## Basic properties of left and right units and left and right zero divisors

Let be a ring with . A nonzero element is called a *left zero divisor* in if there is a nonzero element such that . Symmetrically, is called a *right zero divisor* in if there is a nonzero element such that . (So a zero divisor is an element which is either a left or a right zero divisor, or both.) An element is said to have a *left inverse* in if there is some such that . Symmetrically, has a *right inverse* if there exists such that .

- Prove that is a unit if and only if it has both a right and a left inverse.
- Prove that if has a right inverse then is not a right zero divisor.
- Prove that if has more than one right inverse then is a left zero divisor.
- Prove that if is a finite ring then every element that has a right inverse is a unit (i.e. has a two sided inverse).
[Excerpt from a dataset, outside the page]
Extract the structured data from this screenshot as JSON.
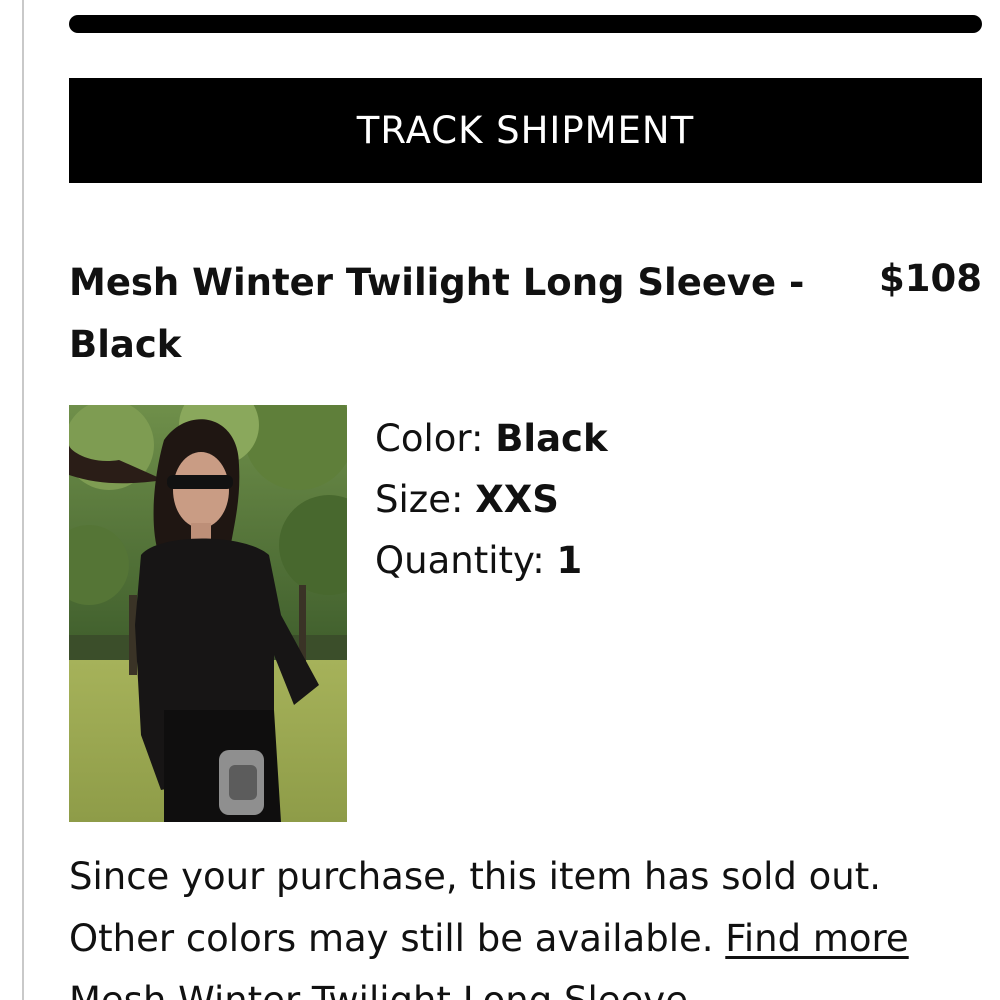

- First, suppose is a unit. Then there exists such that ; thus is both a left and a right inverse for . Suppose now that and . (That is, that is a right inverse of and is a left inverse.) Now , so that . Thus has a two sided inverse, and thus is a unit.
- Suppose has a right inverse and is a right zero divisor; that is, for some and for some , where . Then implies , so that , a contradiction. So if an element has a right inverse, it is not a right zero divisor.
- Suppose has distinct right inverses and – that is, , and . Now and , but , so that is a left zero divisor.
- Let be a finite ring. Let have a right inverse; say . Now define by . Suppose ; then , so that , and we have . Thus is injective. Since is finite, in fact is surjective. Thus for some , and we have . Since has a left and right inverse, by part 1 above, is a unit in .

### Like this:

Like Loading...

*Related*

By

nbloomf, on

August 14, 2010 at 10:00 am, under

AA:DF. Tags:

left inverse,

left unit,

left zero divisor,

one-sided unit,

one-sided zero divisor,

right inverse,

right unit,

right zero divisor. No Comments

or leave a trackback:

Trackback URL.